Osteopoikilosis, known as ’spotted bone disease’, is a rare and usually asymptomatic bone disorder but can be associated with malignant bone tumours. We present a patient with type I diabetes and Frozen Shoulder that was diagnosed with osteopoikilosis as an incidental finding when assessed radiographically. The radiographic features of this pathology are highlighted and the investigations described to exclude more sinister pathology. One of the usual diagnostic criteria of Osteopoikilosis is normal alkaline phosphatase blood levels however this is the first report of a patient whose alkaline phosphatase levels were persistently raised. This was attributed to diabetes. Raised alkaline phosphatase levels of an unknown cause have been previously reported to be a common finding in this patient group.

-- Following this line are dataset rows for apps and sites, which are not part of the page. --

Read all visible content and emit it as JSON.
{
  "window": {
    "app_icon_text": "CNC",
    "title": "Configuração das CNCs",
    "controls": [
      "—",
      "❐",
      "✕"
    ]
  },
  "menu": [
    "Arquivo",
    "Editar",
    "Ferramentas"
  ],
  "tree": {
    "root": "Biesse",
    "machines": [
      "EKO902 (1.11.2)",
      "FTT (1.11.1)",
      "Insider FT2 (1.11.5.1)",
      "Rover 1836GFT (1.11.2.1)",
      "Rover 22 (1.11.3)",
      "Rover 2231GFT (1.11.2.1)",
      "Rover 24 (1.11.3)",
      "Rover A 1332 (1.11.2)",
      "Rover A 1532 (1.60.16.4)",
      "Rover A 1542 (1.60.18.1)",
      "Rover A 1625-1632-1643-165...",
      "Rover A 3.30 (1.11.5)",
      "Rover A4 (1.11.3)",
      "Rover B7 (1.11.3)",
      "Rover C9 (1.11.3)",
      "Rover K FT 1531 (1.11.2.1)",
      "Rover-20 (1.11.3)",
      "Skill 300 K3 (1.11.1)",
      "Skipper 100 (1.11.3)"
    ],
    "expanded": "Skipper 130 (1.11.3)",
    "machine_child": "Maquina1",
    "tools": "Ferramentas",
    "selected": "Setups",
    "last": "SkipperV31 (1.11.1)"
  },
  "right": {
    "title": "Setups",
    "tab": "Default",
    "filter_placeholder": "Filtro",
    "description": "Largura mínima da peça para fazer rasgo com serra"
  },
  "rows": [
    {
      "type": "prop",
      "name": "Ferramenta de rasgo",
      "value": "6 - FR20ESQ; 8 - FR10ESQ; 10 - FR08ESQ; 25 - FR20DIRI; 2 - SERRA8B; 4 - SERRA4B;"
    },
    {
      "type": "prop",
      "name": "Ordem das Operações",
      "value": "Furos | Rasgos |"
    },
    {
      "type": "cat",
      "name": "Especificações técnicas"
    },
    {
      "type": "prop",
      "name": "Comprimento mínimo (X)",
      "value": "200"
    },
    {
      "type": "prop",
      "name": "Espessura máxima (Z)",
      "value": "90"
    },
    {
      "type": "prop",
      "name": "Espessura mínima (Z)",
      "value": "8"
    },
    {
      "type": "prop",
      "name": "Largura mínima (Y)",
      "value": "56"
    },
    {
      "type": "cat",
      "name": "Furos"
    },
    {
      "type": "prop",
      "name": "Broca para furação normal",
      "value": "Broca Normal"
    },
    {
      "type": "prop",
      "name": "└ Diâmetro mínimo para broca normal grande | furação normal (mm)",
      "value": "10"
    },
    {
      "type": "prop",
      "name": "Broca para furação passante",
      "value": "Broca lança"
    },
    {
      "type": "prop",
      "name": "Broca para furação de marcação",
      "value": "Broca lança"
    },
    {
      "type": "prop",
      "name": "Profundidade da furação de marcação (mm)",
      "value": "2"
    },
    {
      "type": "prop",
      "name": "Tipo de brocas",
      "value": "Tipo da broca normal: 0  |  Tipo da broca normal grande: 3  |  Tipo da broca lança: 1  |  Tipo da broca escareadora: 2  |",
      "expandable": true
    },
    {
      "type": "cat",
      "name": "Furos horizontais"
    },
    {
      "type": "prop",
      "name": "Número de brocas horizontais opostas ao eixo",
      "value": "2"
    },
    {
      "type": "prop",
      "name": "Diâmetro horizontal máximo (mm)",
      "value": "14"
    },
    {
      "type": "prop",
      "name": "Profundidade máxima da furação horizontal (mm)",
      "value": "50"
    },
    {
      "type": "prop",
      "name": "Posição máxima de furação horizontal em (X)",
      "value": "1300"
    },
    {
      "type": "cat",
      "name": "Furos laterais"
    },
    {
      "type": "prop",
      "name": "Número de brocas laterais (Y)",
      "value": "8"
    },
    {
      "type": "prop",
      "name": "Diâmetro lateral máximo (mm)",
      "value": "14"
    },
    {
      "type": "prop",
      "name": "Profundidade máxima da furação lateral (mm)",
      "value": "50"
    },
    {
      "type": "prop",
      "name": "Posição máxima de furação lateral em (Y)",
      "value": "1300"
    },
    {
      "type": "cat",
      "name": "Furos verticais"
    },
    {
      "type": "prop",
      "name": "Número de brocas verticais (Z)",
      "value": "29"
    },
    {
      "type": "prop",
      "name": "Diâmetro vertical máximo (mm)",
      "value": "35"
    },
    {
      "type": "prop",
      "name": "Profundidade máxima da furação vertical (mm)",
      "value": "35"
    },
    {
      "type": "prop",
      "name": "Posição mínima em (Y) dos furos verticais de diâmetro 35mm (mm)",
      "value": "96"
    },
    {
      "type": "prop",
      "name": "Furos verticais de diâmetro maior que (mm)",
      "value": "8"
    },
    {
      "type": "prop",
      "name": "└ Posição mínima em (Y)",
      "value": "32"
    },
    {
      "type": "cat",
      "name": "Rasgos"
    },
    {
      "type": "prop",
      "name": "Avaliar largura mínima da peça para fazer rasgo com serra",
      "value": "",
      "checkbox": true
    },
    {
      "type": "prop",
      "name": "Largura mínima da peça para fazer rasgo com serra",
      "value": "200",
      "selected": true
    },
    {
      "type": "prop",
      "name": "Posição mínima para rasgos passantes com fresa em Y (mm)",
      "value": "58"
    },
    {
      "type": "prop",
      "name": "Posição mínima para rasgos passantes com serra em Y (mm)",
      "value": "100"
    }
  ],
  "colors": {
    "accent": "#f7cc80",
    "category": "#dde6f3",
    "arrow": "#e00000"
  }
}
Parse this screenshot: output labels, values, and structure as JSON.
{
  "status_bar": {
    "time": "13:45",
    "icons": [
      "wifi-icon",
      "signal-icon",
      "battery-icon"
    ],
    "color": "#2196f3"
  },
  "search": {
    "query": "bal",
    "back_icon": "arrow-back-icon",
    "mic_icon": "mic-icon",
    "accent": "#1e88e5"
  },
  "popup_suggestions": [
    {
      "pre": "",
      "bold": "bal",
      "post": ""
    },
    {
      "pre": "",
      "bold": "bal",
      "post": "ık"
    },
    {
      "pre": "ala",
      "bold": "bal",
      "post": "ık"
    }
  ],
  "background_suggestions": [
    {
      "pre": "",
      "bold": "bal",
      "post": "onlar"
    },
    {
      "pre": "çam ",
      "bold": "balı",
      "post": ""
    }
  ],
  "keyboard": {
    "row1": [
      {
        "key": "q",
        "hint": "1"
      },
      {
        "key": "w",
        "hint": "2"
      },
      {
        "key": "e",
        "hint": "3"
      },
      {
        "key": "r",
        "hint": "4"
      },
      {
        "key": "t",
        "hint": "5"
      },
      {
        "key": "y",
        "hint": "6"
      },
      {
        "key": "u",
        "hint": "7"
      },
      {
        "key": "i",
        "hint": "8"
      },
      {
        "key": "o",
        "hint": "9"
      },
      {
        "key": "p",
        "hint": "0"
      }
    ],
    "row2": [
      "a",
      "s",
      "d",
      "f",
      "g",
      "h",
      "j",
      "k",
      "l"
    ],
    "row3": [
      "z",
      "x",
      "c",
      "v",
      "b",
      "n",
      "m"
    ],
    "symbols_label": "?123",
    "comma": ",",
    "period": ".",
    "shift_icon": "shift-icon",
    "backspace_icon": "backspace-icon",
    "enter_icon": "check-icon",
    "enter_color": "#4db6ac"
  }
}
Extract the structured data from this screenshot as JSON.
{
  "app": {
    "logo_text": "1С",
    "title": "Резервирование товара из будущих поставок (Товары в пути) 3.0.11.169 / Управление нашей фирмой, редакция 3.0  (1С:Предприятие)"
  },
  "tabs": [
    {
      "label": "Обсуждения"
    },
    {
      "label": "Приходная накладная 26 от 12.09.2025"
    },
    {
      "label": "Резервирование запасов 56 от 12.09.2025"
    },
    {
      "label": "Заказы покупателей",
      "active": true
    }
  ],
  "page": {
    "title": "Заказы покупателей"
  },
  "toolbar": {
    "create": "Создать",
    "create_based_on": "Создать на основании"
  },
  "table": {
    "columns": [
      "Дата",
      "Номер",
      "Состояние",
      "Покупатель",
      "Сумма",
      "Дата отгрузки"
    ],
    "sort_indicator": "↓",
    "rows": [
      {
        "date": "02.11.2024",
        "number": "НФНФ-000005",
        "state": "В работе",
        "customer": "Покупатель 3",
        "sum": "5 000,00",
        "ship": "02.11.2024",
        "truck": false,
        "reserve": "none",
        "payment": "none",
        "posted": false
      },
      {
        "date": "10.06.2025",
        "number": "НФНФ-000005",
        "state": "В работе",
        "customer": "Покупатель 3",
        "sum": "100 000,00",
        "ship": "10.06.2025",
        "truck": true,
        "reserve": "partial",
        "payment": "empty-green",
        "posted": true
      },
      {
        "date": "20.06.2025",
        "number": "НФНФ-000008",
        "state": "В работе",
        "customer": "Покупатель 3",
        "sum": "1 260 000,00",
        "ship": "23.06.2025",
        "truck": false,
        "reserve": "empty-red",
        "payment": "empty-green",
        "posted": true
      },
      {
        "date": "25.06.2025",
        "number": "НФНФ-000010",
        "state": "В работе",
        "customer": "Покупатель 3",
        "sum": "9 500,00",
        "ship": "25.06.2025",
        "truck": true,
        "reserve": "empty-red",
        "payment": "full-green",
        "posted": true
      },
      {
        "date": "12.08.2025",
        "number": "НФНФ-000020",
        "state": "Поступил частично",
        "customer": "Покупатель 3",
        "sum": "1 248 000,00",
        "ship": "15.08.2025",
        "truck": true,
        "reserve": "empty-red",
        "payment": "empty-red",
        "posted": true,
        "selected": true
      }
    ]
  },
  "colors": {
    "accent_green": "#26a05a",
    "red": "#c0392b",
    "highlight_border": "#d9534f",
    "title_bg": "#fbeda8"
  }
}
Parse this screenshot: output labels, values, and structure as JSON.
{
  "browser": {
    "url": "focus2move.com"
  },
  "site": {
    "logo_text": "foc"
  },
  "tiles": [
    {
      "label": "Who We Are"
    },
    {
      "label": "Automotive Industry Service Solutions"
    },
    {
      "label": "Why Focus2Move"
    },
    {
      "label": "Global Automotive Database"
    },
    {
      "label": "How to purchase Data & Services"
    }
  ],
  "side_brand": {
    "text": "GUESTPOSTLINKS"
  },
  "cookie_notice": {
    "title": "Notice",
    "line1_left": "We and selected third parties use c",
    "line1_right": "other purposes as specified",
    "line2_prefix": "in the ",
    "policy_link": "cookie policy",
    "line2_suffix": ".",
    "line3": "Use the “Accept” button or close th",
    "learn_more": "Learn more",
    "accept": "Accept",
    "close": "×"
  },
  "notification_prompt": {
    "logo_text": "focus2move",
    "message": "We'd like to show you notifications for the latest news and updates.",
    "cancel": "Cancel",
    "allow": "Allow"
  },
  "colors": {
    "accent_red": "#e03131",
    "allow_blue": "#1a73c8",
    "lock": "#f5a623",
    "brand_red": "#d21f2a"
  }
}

This case report describes successful outpatient physical therapy intervention (including High Velocity Low Amplitude Thrust (HVLAT) spinal manipulation) of a 43 year-old female patient with neck pain who did not fit ideal clinical prediction rule criteria for thoracic or cervical manipulation following an initial unsuccessful course of physical therapy. Following patient report of “0% improvement” in a physical therapy clinic that did not include HVLAT, patient care was transferred to a different clinic and the patient received physical therapy care that included HVLAT for 10 sessions. During that time, neck disability index scores decreased from 76% to 18%, meeting previously established criteria for minimally detectable change as well as clinically meaningful change. Cranio-cervical flexion test abilities improved from 18mmHg to 28mmHg, active cervical rotation improved from 45 degrees bilaterally to 85 degrees bilaterally, and neck pain had decreased from 7/10 to 0/10 on a Numeric Pain Rating Scale. Functionally, the patient re-acquired the ability to work an 8 hour shift of manual labor, to turn her head and back out of the driveway with her car, and to sleep through the night without waking in pain. The potential relative importance of non-clinical psychosocial factors in the prediction of outcome in patients who do not ideally fit clinical prediction rules is discussed.
A 31 year old male developed unilateral neck pain associated with increased kyphotic posture 24 hours after having general anaesthesia for ankle surgery. The pain and postural adaptation resolved, but a painless shoulder dysfunction developed. Following assessment a provisional diagnosis of long thoracic nerve palsy was made, and a ‘wait and see’ approach to management was taken. The dysfunction gradually resolved over a 12 month period without further investigation or intervention. The case study is discussed in light of possible neurophysiological mechanisms involved and of published literature on the management of long thoracic nerve palsy.